In article <3AE87DD5.DE927E67 / t-online.de>,
Stephan Kš╬per  <Stephan.Kaemper / t-online.de> wrote:
>Conrad Schneiker wrote:
>> 
>> (OK, some people just _have_ to have a mascot. Well then, as one pair of
>> famously pragmatic authors stated, Ruby is a transparent language. So
>> let's have a perfectly transparent mascot. :-)
>> 
>> Conrad Schneiker
>> (This note is unofficial and subject to improvement without notice.)
>
>Hey, I really like that one. Now, other this are visible,
>notwithstanding transparent. Spectacles (glasses if you prefer that) for
>example. Or... windows. Just kidding. ;-)
>
>Anyway, I don't really believe that there's any mascot out there that
>will be aceppted (if only by a decent majority) _and_ as transparent,
>clean and sweet (the latter two Kent Beck's words if memory servers
>right), and brilliant (my word ;-)  ) as Ruby itself.

I'm not sure what's wrong with the logo on RubyCentral - the ruby with the 
code that you can see through it.  Sure, it's not a mascot, but I think 
it's a nice looking logo.

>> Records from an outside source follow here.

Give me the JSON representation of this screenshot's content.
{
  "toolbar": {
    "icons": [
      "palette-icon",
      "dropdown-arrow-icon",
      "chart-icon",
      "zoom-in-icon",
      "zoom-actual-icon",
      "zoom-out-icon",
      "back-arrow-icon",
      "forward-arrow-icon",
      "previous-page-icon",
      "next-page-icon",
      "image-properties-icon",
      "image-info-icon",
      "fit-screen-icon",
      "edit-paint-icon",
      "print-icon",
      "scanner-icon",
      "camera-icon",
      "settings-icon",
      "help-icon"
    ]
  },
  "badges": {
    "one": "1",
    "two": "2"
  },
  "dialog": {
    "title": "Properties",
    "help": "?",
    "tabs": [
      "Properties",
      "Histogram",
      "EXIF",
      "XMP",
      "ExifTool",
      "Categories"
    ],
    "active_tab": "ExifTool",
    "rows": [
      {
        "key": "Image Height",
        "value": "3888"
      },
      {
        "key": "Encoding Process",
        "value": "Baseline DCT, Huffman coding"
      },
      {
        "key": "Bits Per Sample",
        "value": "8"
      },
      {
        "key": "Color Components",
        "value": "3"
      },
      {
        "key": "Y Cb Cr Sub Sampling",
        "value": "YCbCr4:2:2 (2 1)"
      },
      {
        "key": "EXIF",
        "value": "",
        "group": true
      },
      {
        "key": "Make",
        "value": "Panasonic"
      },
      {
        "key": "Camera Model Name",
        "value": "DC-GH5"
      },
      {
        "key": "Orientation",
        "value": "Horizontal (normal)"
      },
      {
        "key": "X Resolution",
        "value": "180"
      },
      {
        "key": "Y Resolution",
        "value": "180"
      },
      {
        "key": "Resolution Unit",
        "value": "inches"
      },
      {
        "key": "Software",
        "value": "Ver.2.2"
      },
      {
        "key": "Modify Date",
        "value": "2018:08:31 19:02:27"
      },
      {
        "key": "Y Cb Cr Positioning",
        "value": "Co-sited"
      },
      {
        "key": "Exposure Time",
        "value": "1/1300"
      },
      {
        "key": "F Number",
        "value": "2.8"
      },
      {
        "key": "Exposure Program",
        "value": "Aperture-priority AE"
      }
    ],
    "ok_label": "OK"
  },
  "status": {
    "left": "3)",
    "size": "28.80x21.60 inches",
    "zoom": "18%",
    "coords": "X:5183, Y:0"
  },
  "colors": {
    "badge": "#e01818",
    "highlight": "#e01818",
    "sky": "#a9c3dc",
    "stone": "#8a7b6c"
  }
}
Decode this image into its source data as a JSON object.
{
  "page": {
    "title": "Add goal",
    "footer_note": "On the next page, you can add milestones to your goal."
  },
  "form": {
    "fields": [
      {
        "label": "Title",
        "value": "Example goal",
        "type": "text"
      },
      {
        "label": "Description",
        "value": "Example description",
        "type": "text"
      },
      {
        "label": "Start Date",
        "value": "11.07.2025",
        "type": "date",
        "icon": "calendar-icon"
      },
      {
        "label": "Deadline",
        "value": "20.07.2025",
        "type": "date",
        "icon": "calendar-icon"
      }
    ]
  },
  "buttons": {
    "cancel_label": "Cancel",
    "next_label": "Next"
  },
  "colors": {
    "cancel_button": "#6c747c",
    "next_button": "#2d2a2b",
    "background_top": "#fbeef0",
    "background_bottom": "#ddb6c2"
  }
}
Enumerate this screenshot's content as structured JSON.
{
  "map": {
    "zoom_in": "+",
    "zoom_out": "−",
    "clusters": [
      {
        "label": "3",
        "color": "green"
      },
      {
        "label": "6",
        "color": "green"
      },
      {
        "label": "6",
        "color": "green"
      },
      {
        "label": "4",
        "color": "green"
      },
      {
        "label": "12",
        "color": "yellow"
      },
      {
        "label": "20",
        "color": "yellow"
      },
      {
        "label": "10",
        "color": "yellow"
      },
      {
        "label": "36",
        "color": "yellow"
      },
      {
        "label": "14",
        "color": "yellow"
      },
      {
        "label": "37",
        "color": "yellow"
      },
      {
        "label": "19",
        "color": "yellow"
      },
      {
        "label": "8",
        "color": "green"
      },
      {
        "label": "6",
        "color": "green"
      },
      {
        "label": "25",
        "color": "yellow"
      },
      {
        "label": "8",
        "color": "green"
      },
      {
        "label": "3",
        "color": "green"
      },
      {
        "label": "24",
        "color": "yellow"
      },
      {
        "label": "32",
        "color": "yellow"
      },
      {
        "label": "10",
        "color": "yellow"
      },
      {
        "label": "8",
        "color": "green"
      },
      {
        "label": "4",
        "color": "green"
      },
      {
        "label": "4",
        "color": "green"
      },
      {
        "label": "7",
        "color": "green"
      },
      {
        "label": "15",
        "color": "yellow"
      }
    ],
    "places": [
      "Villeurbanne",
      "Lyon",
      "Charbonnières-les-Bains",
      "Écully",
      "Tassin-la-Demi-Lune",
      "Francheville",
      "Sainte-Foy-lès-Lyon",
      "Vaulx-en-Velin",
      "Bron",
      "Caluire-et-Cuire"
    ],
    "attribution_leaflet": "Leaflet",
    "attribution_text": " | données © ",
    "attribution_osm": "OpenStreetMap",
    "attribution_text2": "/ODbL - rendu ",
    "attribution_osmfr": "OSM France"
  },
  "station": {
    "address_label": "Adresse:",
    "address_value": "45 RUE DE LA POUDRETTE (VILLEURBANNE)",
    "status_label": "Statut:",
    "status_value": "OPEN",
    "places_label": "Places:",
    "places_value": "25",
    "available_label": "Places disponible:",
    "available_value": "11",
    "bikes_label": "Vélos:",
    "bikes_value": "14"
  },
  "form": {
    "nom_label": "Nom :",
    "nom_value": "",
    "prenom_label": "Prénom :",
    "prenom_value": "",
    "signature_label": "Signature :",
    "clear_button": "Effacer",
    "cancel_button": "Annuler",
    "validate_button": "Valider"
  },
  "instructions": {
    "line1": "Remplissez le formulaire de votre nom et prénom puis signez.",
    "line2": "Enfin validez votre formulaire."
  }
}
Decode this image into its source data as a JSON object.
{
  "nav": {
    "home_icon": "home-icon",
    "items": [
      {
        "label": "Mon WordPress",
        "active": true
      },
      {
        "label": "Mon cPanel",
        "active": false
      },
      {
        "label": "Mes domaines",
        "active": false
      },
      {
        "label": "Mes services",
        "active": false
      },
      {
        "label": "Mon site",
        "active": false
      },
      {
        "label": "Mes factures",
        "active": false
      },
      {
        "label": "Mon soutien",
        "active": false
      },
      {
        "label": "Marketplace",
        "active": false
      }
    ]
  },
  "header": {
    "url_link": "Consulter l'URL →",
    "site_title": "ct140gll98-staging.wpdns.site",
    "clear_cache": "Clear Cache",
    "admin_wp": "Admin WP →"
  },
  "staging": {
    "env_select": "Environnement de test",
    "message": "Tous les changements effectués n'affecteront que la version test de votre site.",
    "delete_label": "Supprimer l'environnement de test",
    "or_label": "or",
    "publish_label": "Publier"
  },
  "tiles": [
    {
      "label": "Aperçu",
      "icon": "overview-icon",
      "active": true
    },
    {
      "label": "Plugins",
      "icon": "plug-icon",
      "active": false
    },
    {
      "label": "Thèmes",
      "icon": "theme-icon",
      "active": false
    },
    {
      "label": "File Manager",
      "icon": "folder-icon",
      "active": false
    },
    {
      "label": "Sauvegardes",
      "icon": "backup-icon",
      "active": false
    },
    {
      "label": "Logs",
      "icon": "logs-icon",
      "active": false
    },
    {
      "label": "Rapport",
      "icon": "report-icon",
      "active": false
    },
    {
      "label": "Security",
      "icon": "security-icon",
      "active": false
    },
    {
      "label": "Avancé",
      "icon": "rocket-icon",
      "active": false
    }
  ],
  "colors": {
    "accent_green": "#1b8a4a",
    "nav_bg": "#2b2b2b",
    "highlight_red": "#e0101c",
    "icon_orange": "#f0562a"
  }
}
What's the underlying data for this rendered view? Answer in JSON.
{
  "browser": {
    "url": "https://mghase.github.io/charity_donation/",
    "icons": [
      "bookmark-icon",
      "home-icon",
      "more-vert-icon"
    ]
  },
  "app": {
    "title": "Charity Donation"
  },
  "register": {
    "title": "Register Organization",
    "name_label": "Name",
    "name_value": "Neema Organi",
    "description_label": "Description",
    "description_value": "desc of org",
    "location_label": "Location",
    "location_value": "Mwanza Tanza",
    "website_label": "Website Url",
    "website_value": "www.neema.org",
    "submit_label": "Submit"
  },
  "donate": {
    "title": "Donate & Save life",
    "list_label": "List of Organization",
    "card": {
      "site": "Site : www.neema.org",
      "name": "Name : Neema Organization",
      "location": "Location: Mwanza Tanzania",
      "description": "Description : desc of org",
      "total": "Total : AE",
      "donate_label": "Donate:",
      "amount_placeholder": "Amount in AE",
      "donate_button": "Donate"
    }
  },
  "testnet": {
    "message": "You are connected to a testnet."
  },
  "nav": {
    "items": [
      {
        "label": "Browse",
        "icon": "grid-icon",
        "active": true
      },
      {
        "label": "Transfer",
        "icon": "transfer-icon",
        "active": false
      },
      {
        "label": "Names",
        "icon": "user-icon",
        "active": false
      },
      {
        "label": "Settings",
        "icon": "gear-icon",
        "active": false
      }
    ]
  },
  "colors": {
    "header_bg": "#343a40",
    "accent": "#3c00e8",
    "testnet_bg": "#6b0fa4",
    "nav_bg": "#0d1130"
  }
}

Then there's the issue of Perl's mascot, the camel.  What does a camel 
have to do with perl?  Wouldn't an oyster have been more appropriate?  
Shouldn't the CAML language get the camel?  It's all because O'Reilly 
chose to put a camel on the cover of the Programming Perl book - there 
doesn't seem to be any rhyme or reason to their choice, but as the years 
went by the Camel became the symbol of Perl.

Phil